The Indian Army is in the process of spending major dough, to the tune of USD $503 million, on a new service rifle for its frontline infantry troops.

And a pair of AR-style carbines have emerged as the top choices for the highly lucrative contract.

In a bid to partially replace the problematic and incredibly controversial 1B1 INSAS, the Indian Army's current standard-issue assault rifle, the Indian Ministry of Defence will soon enter a three-month negotiation period with US-based arms giant SIG Sauer Inc. to procure over 72,000 SIG 716 battle rifles.

Marking a shift from 5.56 NATO with the 1B1 to the larger-caliber 7.62 NATO with the 716, the Indian Army hopes to give its troops a more reliable weapon which it currently sorely lacks. Complaints of untimely stoppages and mechanism failures have marred what the Indian MoD had originally hoped would be a long and storied career for its (at-the-time) next-generation gun.

SIG's 716 uses a short stroke piston-driven operating system with a heavier pushrod than its smaller brother, the 516 (chambered for 5.56 NATO), and a 16 inch hammer-forged free floating barrel. An ambidextrous mag release, tons of rail space for electronics and optics, plus a telescoping Magpul stock round out the features on the rifle.

The Sig Sauer 716. (Photo from Sig Sauer)
The Sig Sauer 716. (Photo from Sig Sauer)

The second part of the multi-million dollar contract will ultimately go towards Caracal International LLC, a UAE-based defense contractor offering their CAR816, a carbine analogous to the M4, firing the 5.56 NATO round. Similar to the SIG 516 and the 716, the CAR816 uses a short-stroke pushrod gas piston design, and comes with a 16 inch barrel.

The CAR816 will be used as a close quarters battle (CQB) weapon, replacing the substantially smaller caliber 9 mm Sterling... a side-loaded submachine gun which traces its origins back to the 1940s.

(The Caracal CAR816. Photo from Caracal)
(The Caracal CAR816. Photo from Caracal)

Both the 716 and the CAR816 are manufactured in the United States.

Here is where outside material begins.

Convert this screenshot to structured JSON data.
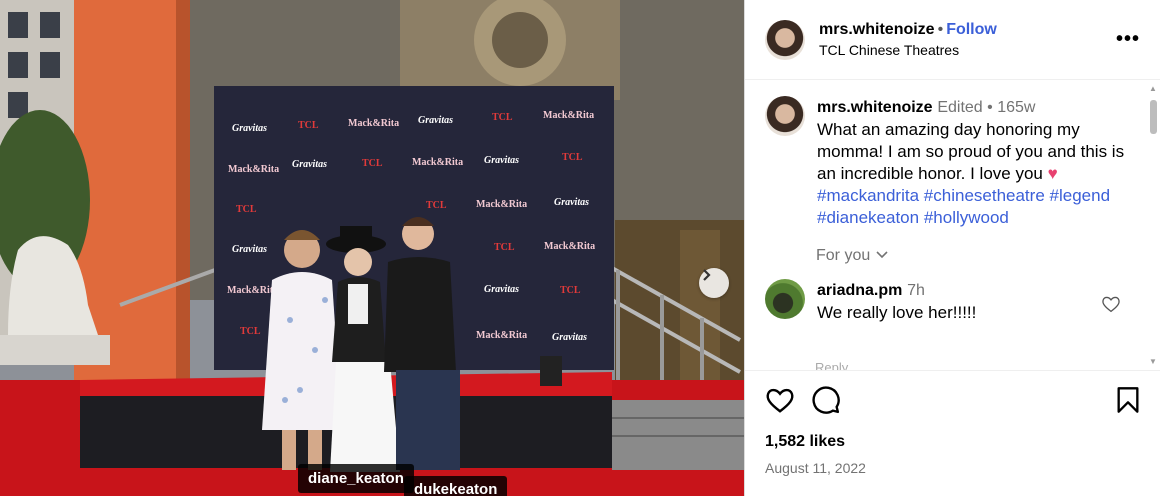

Indian soldiers will also be armed, in the not-so-distant future, with newer homegrown indigenously-manufactured gun, and a license-built derivative of the Russian AK-103 assault rifle.